Behind our farmhouse, wild geraniums grow like spiny creatures from the walls that edge the track. In the wind they have lost some of their crimson pink petals. Those that fell a while ago have dried to a deep mauve, a withered reflection of their former selves above them.
I stand and look out across our farmland, where the cows lay in the morning sun and the ponies graze.
Scilly is so quiet at the moment, an almost deafening hush. No planes, no boats, no chattering visitors striding along. Only the sounds of nature and the occasional gentle human movement. A tap tap, snap snap sounds draws my eye to a speckled-bellied thrush as he devours a snail for breakfast.

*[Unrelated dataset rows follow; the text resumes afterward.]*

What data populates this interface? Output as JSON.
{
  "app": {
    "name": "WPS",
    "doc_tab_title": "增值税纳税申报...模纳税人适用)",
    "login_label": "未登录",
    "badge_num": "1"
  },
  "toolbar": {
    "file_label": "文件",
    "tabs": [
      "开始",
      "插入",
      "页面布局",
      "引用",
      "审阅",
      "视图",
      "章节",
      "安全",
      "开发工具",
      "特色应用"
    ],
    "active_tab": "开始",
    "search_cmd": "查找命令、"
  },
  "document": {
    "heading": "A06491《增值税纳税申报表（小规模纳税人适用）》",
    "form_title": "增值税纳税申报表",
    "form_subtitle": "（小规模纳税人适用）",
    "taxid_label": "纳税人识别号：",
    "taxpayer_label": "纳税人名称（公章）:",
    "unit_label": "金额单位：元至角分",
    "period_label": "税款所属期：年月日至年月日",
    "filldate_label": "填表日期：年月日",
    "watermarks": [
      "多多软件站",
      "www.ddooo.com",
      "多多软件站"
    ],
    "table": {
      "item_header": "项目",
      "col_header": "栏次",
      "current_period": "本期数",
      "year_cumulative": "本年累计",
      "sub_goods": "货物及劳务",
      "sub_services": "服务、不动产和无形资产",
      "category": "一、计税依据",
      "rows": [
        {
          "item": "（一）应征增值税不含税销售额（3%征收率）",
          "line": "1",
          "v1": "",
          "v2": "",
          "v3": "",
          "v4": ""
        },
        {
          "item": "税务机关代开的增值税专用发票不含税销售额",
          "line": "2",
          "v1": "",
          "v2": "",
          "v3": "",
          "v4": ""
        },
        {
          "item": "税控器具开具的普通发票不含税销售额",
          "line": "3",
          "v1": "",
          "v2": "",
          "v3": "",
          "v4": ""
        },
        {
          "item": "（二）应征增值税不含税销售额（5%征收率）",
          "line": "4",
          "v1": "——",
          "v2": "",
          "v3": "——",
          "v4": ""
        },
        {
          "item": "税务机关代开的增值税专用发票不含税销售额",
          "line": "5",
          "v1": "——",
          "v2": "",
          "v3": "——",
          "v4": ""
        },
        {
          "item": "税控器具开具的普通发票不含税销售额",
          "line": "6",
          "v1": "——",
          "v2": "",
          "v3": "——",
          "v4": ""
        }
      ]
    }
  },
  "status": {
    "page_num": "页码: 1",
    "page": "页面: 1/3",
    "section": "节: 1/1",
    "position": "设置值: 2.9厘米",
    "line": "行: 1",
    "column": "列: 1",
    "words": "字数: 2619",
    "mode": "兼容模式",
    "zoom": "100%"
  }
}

The recent rain has created a world of lush and vigorous spring growth. As I walk the field edges around the tracks of our farm, the vibrant sunshine casts deep, succulent shadows, damp and cool. Moving from light to dark to light, my eyes struggle to adjust to such opposing ends of the spectrum.
Ferns grow bolt upright, green and tall, proudly unfurling young spiral foliage.
May is so full of spring colour and fresh new life, it gives your day a joyful, optimism. The dancing bells of blue and white, the red campion and whistling jacks bring bursts of spring. May Day is normally a big celebration on Scilly. The school children dress up, dance the maypole, perform speeches and poems and we all eat cake. It has to be different this year, but so many islanders have celebrated May Day in their own way, with all the love of nature, new life and regrowth that it remembers, which feels even more poignant his year.
Our teddies helped us with the dancing this year.
My swim this morning was a fresh and invigorating one. The green sea felt alive. Bristling with energy as it slapped itself onto the sand and rocks in bubbling glassy foam.
Every colour was crisp and bright. The sea was persistant in its enchroach upon the beach. The lifeless twisted heaps of thongweed, oyster thief and sea lettuce awaited the water to lift and swirl them back into being; to dance a frantic ballet in the swell.
Dark sea moves like great whales beneath the clouds that cast their shifting shadows.
As I swim along the shoreline, two oyster catchers stand, feet in the lacy white tideline. One with orange beak tucked under cloak-like black wing, the other alert like a sentinel on lookout. I must have swum too close as they both lift up in synconised flight, pewing their echoing call. Flashes of black and white skimming the green sea.